Atlas of pathology
Where: musculoskeletal system
In this case, jaundice was the consequence of a heavy Ascaridiasis (Ascaris suum) infestation in the animals that caused severe milk spot lesions in the liver.
Jaundice, or icterus, is an increase of biliary salts in the blood. It is manifested as a yellowing of the skin and mucous membranes due to the breakdown of red cells in the blood, the accumulation of the bye-products in the liver and the production of a substance called bilirubin.
Several infections can affect directly the blood or the liver: Leptospira (mainly foetuses), Mycoplasma suis, E. coli and Salmonella. In all cases other signs can help to address infective causes. Ascaris suum can also cause jaundice through direct parasitosis of the liver which may indicate that the bile ducts are stuffed with adult ascarids. At the abattoir white spots (milk spots) are evident in the liver.
Toxicosis such as copper excess and mycotoxins (aflatoxin or fumonisin) that primarily target the liver can lead to jaundice.

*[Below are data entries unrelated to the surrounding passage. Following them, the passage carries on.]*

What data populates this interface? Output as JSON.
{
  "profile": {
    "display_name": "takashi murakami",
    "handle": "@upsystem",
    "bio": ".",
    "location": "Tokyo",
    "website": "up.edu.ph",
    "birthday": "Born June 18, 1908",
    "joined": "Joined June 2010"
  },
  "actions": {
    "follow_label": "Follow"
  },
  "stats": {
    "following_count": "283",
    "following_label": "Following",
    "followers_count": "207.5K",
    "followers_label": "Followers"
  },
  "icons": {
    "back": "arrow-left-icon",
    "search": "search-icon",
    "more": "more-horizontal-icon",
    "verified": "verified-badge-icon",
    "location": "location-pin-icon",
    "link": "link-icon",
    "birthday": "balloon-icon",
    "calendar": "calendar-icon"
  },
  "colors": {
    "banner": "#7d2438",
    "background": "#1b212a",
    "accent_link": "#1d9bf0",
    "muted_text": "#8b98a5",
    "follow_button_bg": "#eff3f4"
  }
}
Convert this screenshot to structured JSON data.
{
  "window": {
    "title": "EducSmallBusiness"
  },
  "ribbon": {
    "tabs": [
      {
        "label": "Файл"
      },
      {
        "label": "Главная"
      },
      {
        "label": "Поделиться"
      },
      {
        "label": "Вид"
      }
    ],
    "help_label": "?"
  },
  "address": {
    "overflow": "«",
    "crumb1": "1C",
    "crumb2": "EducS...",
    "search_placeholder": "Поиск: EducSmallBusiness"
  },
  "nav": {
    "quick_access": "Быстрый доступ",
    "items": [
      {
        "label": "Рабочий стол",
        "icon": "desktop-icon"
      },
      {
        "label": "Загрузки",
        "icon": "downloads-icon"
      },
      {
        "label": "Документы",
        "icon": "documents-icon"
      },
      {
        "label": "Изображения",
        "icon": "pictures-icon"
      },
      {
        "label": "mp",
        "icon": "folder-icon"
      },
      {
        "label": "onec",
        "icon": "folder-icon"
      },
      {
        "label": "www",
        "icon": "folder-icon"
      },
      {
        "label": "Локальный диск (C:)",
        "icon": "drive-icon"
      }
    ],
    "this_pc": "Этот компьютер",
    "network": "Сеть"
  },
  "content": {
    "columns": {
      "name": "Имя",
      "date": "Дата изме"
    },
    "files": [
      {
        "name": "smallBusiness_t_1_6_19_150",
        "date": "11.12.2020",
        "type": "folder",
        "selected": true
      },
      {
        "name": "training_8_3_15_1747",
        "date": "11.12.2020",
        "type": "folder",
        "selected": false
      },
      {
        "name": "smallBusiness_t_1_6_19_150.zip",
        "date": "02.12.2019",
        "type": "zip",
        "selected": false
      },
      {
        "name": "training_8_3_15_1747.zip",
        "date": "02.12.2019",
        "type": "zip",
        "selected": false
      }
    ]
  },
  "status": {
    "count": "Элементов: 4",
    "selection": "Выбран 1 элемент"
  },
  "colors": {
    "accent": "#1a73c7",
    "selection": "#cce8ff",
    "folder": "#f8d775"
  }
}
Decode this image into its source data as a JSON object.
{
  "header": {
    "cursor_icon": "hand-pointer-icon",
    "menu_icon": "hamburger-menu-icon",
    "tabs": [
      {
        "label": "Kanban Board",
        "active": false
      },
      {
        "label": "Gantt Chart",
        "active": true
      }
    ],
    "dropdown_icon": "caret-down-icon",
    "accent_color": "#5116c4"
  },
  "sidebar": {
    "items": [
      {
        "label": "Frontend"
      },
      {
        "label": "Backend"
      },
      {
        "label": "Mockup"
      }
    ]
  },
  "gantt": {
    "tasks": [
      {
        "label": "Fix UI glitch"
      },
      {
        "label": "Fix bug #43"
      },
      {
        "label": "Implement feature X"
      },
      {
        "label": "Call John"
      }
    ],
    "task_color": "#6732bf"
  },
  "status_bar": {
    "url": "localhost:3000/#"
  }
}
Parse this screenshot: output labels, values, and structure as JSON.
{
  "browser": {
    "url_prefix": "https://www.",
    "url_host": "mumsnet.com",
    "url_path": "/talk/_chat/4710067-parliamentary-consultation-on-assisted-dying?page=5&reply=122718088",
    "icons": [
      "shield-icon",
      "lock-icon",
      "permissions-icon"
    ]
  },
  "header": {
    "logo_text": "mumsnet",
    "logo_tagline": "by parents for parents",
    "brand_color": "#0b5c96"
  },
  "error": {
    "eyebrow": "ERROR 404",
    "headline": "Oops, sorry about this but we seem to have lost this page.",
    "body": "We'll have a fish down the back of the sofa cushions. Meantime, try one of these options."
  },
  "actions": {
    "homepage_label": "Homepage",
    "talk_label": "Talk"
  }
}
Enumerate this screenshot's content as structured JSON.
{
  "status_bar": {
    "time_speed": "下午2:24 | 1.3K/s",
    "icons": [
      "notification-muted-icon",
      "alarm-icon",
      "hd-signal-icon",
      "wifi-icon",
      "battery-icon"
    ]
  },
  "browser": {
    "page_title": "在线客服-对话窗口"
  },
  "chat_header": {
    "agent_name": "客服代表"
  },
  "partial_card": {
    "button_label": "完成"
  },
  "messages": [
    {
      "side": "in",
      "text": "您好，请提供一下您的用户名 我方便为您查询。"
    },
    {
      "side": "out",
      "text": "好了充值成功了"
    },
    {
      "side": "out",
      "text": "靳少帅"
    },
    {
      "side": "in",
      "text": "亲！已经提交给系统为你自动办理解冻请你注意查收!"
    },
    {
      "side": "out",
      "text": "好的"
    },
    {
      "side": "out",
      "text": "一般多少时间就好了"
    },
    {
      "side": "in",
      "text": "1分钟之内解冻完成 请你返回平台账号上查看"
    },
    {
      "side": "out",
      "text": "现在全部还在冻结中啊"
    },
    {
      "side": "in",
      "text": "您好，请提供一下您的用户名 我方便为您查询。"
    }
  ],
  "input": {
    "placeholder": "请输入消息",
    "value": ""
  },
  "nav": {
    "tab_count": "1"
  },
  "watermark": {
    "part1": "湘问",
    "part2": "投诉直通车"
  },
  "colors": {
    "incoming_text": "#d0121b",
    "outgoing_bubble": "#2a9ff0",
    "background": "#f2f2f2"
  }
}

It can also be caused by coal tar toxicity from eating fragments of clay pigeons, builder's tar or by vitamin E and selenium deficiency.